Tea Time: All About Matcha


Combining something delicious with something shockingly versatile is a consumption coup for any serious eater or drinker. Matcha, the powdered green tea, is both theatrical as a drink and dynamic as an ingredient.

From its traditional, performative hot preparation—powdered matcha is frothed with hot-but-not-boiling water in a tea bowl with a bamboo whisk, or chasen—to its myriad tasty and bizarre food applications (shortbread! salt! ice cream! savory dinner rolls!), matcha's uniqueness in the tea world comes not only from its flavor but its composition. Unlike loose tea that we steep and discard, matcha consists of finely milled entire tea leaves—so we consume the whole thing, and receive all the attendant benefit and nuance. (In fact, most tea was prepared from compressed powder cakes until the popularity of loose tea skyrocketed in the Ming dynasty.)

Produced only in Japan, matcha starts out similar to gyokuro (green tea). Shade-grown to darken the tea leaves, only the highest quality buds are harvested. The tea leaves are then dried flat, as tencha tea, and then deveined and stone-milled to become matcha.

Matcha is also at the heart of the Japanese tea ceremony, where it may appear in both thick and thin forms. Matcha is marketed in a variety of grades (which some tea connoisseurs debate the validity of), from an ingredient and food-grade powder to higher-quality matchas that are generally distinguished by color, flavor, and aroma. Matcha is also divided between koicha (more tender leaves picked from older plants, and used to prepare thicker, milder matcha) and usucha (used to prepare a thinner tea with a more bright and bitter flavor). Tea drinkers sourcing matcha may find it hard to know which grade they're buying unless they can read Japanese!


Though matcha is popping up everywhere these days (including Jamba Juice), matcha first-timers should seek out teahouses or Japanese neighborhoods near them, if any exist, suggests Alissa White, who runs matchasource.com, an online-only matcha importer based in Los Angeles. (White also ran a matcha pop-up shop, Matcha Box, this summer in New York's Soho neighborhood to great success.)

And though teahouses have faced a tough go of it in the recession, matcha's almost bizarre flexibility has it showing up in many forms: several places around New York serve "iced matcha," matcha that's shaken with ice and water in a cocktail shaker and served over ice: it's tongue-trippingly smooth and refreshing. Pastry chefs are into it too—White has sold matcha to Nobu Miami for their panna cotta, and to The French Laundry for matcha truffles.

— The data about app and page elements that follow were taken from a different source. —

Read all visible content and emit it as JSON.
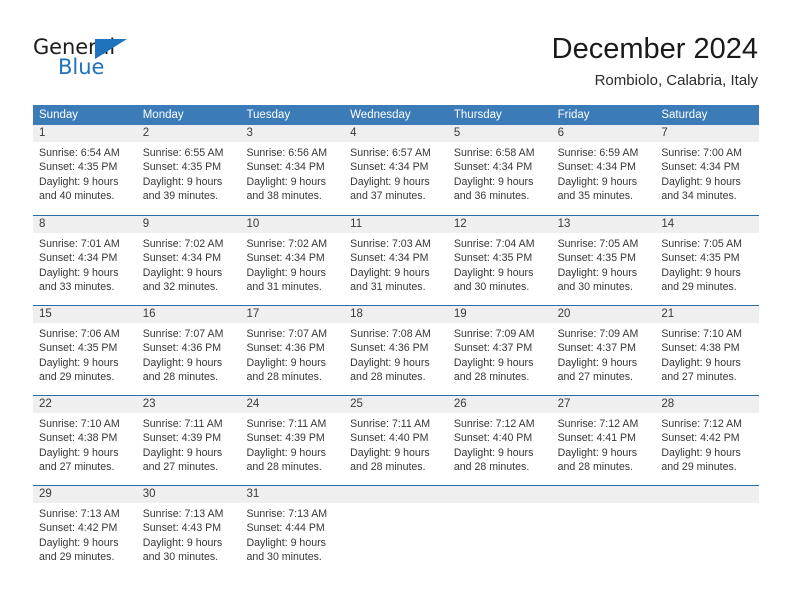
{
  "logo": {
    "text_top": "General",
    "text_bottom": "Blue",
    "accent_color": "#1f72bd"
  },
  "header": {
    "title": "December 2024",
    "subtitle": "Rombiolo, Calabria, Italy"
  },
  "theme": {
    "header_bar_color": "#3b7cb8",
    "row_divider_color": "#2b6ca8",
    "day_number_bar_color": "#efefef"
  },
  "weekdays": [
    "Sunday",
    "Monday",
    "Tuesday",
    "Wednesday",
    "Thursday",
    "Friday",
    "Saturday"
  ],
  "weeks": [
    [
      {
        "day": "1",
        "lines": [
          "Sunrise: 6:54 AM",
          "Sunset: 4:35 PM",
          "Daylight: 9 hours",
          "and 40 minutes."
        ]
      },
      {
        "day": "2",
        "lines": [
          "Sunrise: 6:55 AM",
          "Sunset: 4:35 PM",
          "Daylight: 9 hours",
          "and 39 minutes."
        ]
      },
      {
        "day": "3",
        "lines": [
          "Sunrise: 6:56 AM",
          "Sunset: 4:34 PM",
          "Daylight: 9 hours",
          "and 38 minutes."
        ]
      },
      {
        "day": "4",
        "lines": [
          "Sunrise: 6:57 AM",
          "Sunset: 4:34 PM",
          "Daylight: 9 hours",
          "and 37 minutes."
        ]
      },
      {
        "day": "5",
        "lines": [
          "Sunrise: 6:58 AM",
          "Sunset: 4:34 PM",
          "Daylight: 9 hours",
          "and 36 minutes."
        ]
      },
      {
        "day": "6",
        "lines": [
          "Sunrise: 6:59 AM",
          "Sunset: 4:34 PM",
          "Daylight: 9 hours",
          "and 35 minutes."
        ]
      },
      {
        "day": "7",
        "lines": [
          "Sunrise: 7:00 AM",
          "Sunset: 4:34 PM",
          "Daylight: 9 hours",
          "and 34 minutes."
        ]
      }
    ],
    [
      {
        "day": "8",
        "lines": [
          "Sunrise: 7:01 AM",
          "Sunset: 4:34 PM",
          "Daylight: 9 hours",
          "and 33 minutes."
        ]
      },
      {
        "day": "9",
        "lines": [
          "Sunrise: 7:02 AM",
          "Sunset: 4:34 PM",
          "Daylight: 9 hours",
          "and 32 minutes."
        ]
      },
      {
        "day": "10",
        "lines": [
          "Sunrise: 7:02 AM",
          "Sunset: 4:34 PM",
          "Daylight: 9 hours",
          "and 31 minutes."
        ]
      },
      {
        "day": "11",
        "lines": [
          "Sunrise: 7:03 AM",
          "Sunset: 4:34 PM",
          "Daylight: 9 hours",
          "and 31 minutes."
        ]
      },
      {
        "day": "12",
        "lines": [
          "Sunrise: 7:04 AM",
          "Sunset: 4:35 PM",
          "Daylight: 9 hours",
          "and 30 minutes."
        ]
      },
      {
        "day": "13",
        "lines": [
          "Sunrise: 7:05 AM",
          "Sunset: 4:35 PM",
          "Daylight: 9 hours",
          "and 30 minutes."
        ]
      },
      {
        "day": "14",
        "lines": [
          "Sunrise: 7:05 AM",
          "Sunset: 4:35 PM",
          "Daylight: 9 hours",
          "and 29 minutes."
        ]
      }
    ],
    [
      {
        "day": "15",
        "lines": [
          "Sunrise: 7:06 AM",
          "Sunset: 4:35 PM",
          "Daylight: 9 hours",
          "and 29 minutes."
        ]
      },
      {
        "day": "16",
        "lines": [
          "Sunrise: 7:07 AM",
          "Sunset: 4:36 PM",
          "Daylight: 9 hours",
          "and 28 minutes."
        ]
      },
      {
        "day": "17",
        "lines": [
          "Sunrise: 7:07 AM",
          "Sunset: 4:36 PM",
          "Daylight: 9 hours",
          "and 28 minutes."
        ]
      },
      {
        "day": "18",
        "lines": [
          "Sunrise: 7:08 AM",
          "Sunset: 4:36 PM",
          "Daylight: 9 hours",
          "and 28 minutes."
        ]
      },
      {
        "day": "19",
        "lines": [
          "Sunrise: 7:09 AM",
          "Sunset: 4:37 PM",
          "Daylight: 9 hours",
          "and 28 minutes."
        ]
      },
      {
        "day": "20",
        "lines": [
          "Sunrise: 7:09 AM",
          "Sunset: 4:37 PM",
          "Daylight: 9 hours",
          "and 27 minutes."
        ]
      },
      {
        "day": "21",
        "lines": [
          "Sunrise: 7:10 AM",
          "Sunset: 4:38 PM",
          "Daylight: 9 hours",
          "and 27 minutes."
        ]
      }
    ],
    [
      {
        "day": "22",
        "lines": [
          "Sunrise: 7:10 AM",
          "Sunset: 4:38 PM",
          "Daylight: 9 hours",
          "and 27 minutes."
        ]
      },
      {
        "day": "23",
        "lines": [
          "Sunrise: 7:11 AM",
          "Sunset: 4:39 PM",
          "Daylight: 9 hours",
          "and 27 minutes."
        ]
      },
      {
        "day": "24",
        "lines": [
          "Sunrise: 7:11 AM",
          "Sunset: 4:39 PM",
          "Daylight: 9 hours",
          "and 28 minutes."
        ]
      },
      {
        "day": "25",
        "lines": [
          "Sunrise: 7:11 AM",
          "Sunset: 4:40 PM",
          "Daylight: 9 hours",
          "and 28 minutes."
        ]
      },
      {
        "day": "26",
        "lines": [
          "Sunrise: 7:12 AM",
          "Sunset: 4:40 PM",
          "Daylight: 9 hours",
          "and 28 minutes."
        ]
      },
      {
        "day": "27",
        "lines": [
          "Sunrise: 7:12 AM",
          "Sunset: 4:41 PM",
          "Daylight: 9 hours",
          "and 28 minutes."
        ]
      },
      {
        "day": "28",
        "lines": [
          "Sunrise: 7:12 AM",
          "Sunset: 4:42 PM",
          "Daylight: 9 hours",
          "and 29 minutes."
        ]
      }
    ],
    [
      {
        "day": "29",
        "lines": [
          "Sunrise: 7:13 AM",
          "Sunset: 4:42 PM",
          "Daylight: 9 hours",
          "and 29 minutes."
        ]
      },
      {
        "day": "30",
        "lines": [
          "Sunrise: 7:13 AM",
          "Sunset: 4:43 PM",
          "Daylight: 9 hours",
          "and 30 minutes."
        ]
      },
      {
        "day": "31",
        "lines": [
          "Sunrise: 7:13 AM",
          "Sunset: 4:44 PM",
          "Daylight: 9 hours",
          "and 30 minutes."
        ]
      },
      {
        "day": "",
        "lines": []
      },
      {
        "day": "",
        "lines": []
      },
      {
        "day": "",
        "lines": []
      },
      {
        "day": "",
        "lines": []
      }
    ]
  ]
}
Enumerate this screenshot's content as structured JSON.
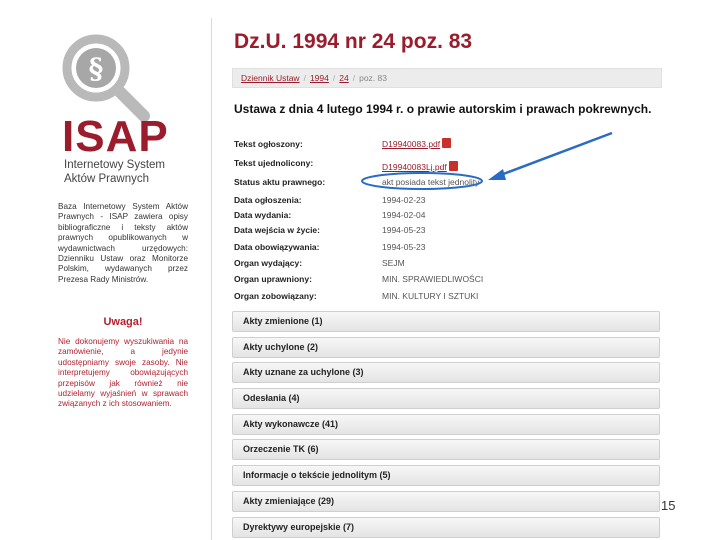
{
  "sidebar": {
    "logo_symbol": "§",
    "logo_text": "ISAP",
    "logo_subtitle": "Internetowy System Aktów Prawnych",
    "intro": "Baza Internetowy System Aktów Prawnych - ISAP zawiera opisy bibliograficzne i teksty aktów prawnych opublikowanych w wydawnictwach urzędowych: Dzienniku Ustaw oraz Monitorze Polskim, wydawanych przez Prezesa Rady Ministrów.",
    "warning_title": "Uwaga!",
    "warning_text": "Nie dokonujemy wyszukiwania na zamówienie, a jedynie udostępniamy swoje zasoby. Nie interpretujemy obowiązujących przepisów jak również nie udzielamy wyjaśnień w sprawach związanych z ich stosowaniem."
  },
  "main": {
    "title": "Dz.U. 1994 nr 24 poz. 83",
    "breadcrumb": {
      "journal": "Dziennik Ustaw",
      "year": "1994",
      "number": "24",
      "position": "poz. 83"
    },
    "act_title": "Ustawa z dnia 4 lutego 1994 r. o prawie autorskim i prawach pokrewnych.",
    "meta": {
      "published_text_label": "Tekst ogłoszony:",
      "published_text_value": "D19940083.pdf",
      "consolidated_text_label": "Tekst ujednolicony:",
      "consolidated_text_value": "D19940083Lj.pdf",
      "status_label": "Status aktu prawnego:",
      "status_value": "akt posiada tekst jednolity",
      "announce_date_label": "Data ogłoszenia:",
      "announce_date_value": "1994-02-23",
      "issue_date_label": "Data wydania:",
      "issue_date_value": "1994-02-04",
      "entry_date_label": "Data wejścia w życie:",
      "entry_date_value": "1994-05-23",
      "effective_date_label": "Data obowiązywania:",
      "effective_date_value": "1994-05-23",
      "issuer_label": "Organ wydający:",
      "issuer_value": "SEJM",
      "authorized_label": "Organ uprawniony:",
      "authorized_value": "MIN. SPRAWIEDLIWOŚCI",
      "obligated_label": "Organ zobowiązany:",
      "obligated_value": "MIN. KULTURY I SZTUKI"
    },
    "sections": [
      "Akty zmienione (1)",
      "Akty uchylone (2)",
      "Akty uznane za uchylone (3)",
      "Odesłania (4)",
      "Akty wykonawcze (41)",
      "Orzeczenie TK (6)",
      "Informacje o tekście jednolitym (5)",
      "Akty zmieniające (29)",
      "Dyrektywy europejskie (7)"
    ]
  },
  "page_number": "15",
  "colors": {
    "brand": "#9b1c2c",
    "warning": "#b3212e",
    "annotation": "#2a6bc5"
  }
}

For those who wish to experiment at home, you'll need a tea bowl, or chawan, and a bamboo whisk known as a chasen. (Some preparations also involve a sieve for de-clumping your matcha powder.) You saturate the matcha with hot water (below boiling) and whisk it to a froth. The steps may be easy to explain, but they're hard to perfect.

"You can learn to play a scale in a week, but mastery is another issue," says White, "kind of like learning cello!"


"It's so funny, I whisk matcha tea all the time and think I know how to do it, then I'll sit down with someone who's a teamaster and it won't even come close to what they can do. To really get the right froth, it takes a little finesse. It's a daunting act, because if the water's hotter, it froths better, but if it's too hot, it imparts a bitter taste to the tea," says White, who finds that sweet spot hovers around 180°F.

"These are ancient utensils, made from bamboo, no batteries required—it's not complicated, it just takes a little tiny bit of practice."

Each cup of matcha reveals itself uniquely, from the easy-drinking smooth starts to the sweet finishes, from the bitter thinner cups to the downright creamy, green taste (there is no way to describe this tea without its synaesthetic connection between color and flavor) that carries from the bowl's aroma through each tiny bubble of froth.


And, well, it also apparently cheers you up.

"You're ingesting the whole leaf, which is so rich in chlorophyll, you get the health benefits, you absorb 100% of the nutrients, as well as the mood enhancing component," says White. "They weren't talking about antioxidants 1,000 years ago, but I'm sure they were experiencing this mood-enhancing component," White adds. "Any human body will respond to the tea in that way. it's something that supercedes time or place."